__Data provided__:

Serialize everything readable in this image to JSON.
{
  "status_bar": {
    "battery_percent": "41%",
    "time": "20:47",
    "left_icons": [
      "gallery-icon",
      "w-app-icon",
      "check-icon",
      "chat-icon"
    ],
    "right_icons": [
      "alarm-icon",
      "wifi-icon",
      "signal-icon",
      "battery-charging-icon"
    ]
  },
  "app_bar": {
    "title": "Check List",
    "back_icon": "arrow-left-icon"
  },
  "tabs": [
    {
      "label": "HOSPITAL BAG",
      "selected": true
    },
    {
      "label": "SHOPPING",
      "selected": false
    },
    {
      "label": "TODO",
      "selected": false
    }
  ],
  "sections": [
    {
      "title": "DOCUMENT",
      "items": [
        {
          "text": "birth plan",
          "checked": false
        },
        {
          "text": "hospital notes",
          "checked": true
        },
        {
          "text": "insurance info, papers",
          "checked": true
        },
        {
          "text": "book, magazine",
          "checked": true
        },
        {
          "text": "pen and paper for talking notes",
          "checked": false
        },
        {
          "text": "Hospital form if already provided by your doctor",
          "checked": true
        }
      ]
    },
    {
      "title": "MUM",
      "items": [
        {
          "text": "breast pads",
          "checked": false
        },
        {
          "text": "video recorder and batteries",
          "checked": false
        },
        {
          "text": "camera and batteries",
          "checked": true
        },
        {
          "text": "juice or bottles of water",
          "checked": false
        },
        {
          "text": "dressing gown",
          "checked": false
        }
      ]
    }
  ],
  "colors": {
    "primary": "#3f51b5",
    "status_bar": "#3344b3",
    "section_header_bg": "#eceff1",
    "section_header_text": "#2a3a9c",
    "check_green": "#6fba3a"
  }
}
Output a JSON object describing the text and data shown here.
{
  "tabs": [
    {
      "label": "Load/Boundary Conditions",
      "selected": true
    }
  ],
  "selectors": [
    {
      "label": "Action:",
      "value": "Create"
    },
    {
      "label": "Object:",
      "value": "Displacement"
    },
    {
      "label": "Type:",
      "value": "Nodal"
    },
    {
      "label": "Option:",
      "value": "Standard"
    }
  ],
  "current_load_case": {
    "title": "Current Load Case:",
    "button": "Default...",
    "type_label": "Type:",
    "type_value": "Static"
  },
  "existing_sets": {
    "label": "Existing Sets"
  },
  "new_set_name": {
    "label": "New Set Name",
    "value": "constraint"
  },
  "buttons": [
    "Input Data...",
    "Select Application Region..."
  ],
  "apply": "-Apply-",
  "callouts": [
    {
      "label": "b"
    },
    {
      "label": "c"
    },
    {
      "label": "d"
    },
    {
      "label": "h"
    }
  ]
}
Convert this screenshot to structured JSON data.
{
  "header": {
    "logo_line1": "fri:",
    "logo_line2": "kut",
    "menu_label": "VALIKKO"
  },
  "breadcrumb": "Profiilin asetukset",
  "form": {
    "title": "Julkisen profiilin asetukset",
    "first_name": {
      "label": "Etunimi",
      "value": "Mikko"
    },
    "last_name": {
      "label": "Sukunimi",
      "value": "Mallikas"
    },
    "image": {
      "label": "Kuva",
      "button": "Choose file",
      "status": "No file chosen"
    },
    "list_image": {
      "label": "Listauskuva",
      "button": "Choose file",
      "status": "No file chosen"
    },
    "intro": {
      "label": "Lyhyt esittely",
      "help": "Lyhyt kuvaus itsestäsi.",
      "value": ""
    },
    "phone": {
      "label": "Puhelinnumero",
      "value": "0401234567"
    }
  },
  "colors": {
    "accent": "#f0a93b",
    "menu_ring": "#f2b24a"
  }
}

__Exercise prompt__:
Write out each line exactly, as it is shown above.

__Output below__:
Serialize everything readable in this image to JSON.
{
  "status_bar": {
    "battery_percent": "41%",
    "time": "20:47",
    "left_icons": [
      "gallery-icon",
      "w-app-icon",
      "check-icon",
      "chat-icon"
    ],
    "right_icons": [
      "alarm-icon",
      "wifi-icon",
      "signal-icon",
      "battery-charging-icon"
    ]
  },
  "app_bar": {
    "title": "Check List",
    "back_icon": "arrow-left-icon"
  },
  "tabs": [
    {
      "label": "HOSPITAL BAG",
      "selected": true
    },
    {
      "label": "SHOPPING",
      "selected": false
    },
    {
      "label": "TODO",
      "selected": false
    }
  ],
  "sections": [
    {
      "title": "DOCUMENT",
      "items": [
        {
          "text": "birth plan",
          "checked": false
        },
        {
          "text": "hospital notes",
          "checked": true
        },
        {
          "text": "insurance info, papers",
          "checked": true
        },
        {
          "text": "book, magazine",
          "checked": true
        },
        {
          "text": "pen and paper for talking notes",
          "checked": false
        },
        {
          "text": "Hospital form if already provided by your doctor",
          "checked": true
        }
      ]
    },
    {
      "title": "MUM",
      "items": [
        {
          "text": "breast pads",
          "checked": false
        },
        {
          "text": "video recorder and batteries",
          "checked": false
        },
        {
          "text": "camera and batteries",
          "checked": true
        },
        {
          "text": "juice or bottles of water",
          "checked": false
        },
        {
          "text": "dressing gown",
          "checked": false
        }
      ]
    }
  ],
  "colors": {
    "primary": "#3f51b5",
    "status_bar": "#3344b3",
    "section_header_bg": "#eceff1",
    "section_header_text": "#2a3a9c",
    "check_green": "#6fba3a"
  }
}
Output a JSON object describing the text and data shown here.
{
  "tabs": [
    {
      "label": "Load/Boundary Conditions",
      "selected": true
    }
  ],
  "selectors": [
    {
      "label": "Action:",
      "value": "Create"
    },
    {
      "label": "Object:",
      "value": "Displacement"
    },
    {
      "label": "Type:",
      "value": "Nodal"
    },
    {
      "label": "Option:",
      "value": "Standard"
    }
  ],
  "current_load_case": {
    "title": "Current Load Case:",
    "button": "Default...",
    "type_label": "Type:",
    "type_value": "Static"
  },
  "existing_sets": {
    "label": "Existing Sets"
  },
  "new_set_name": {
    "label": "New Set Name",
    "value": "constraint"
  },
  "buttons": [
    "Input Data...",
    "Select Application Region..."
  ],
  "apply": "-Apply-",
  "callouts": [
    {
      "label": "b"
    },
    {
      "label": "c"
    },
    {
      "label": "d"
    },
    {
      "label": "h"
    }
  ]
}
Convert this screenshot to structured JSON data.
{
  "header": {
    "logo_line1": "fri:",
    "logo_line2": "kut",
    "menu_label": "VALIKKO"
  },
  "breadcrumb": "Profiilin asetukset",
  "form": {
    "title": "Julkisen profiilin asetukset",
    "first_name": {
      "label": "Etunimi",
      "value": "Mikko"
    },
    "last_name": {
      "label": "Sukunimi",
      "value": "Mallikas"
    },
    "image": {
      "label": "Kuva",
      "button": "Choose file",
      "status": "No file chosen"
    },
    "list_image": {
      "label": "Listauskuva",
      "button": "Choose file",
      "status": "No file chosen"
    },
    "intro": {
      "label": "Lyhyt esittely",
      "help": "Lyhyt kuvaus itsestäsi.",
      "value": ""
    },
    "phone": {
      "label": "Puhelinnumero",
      "value": "0401234567"
    }
  },
  "colors": {
    "accent": "#f0a93b",
    "menu_ring": "#f2b24a"
  }
}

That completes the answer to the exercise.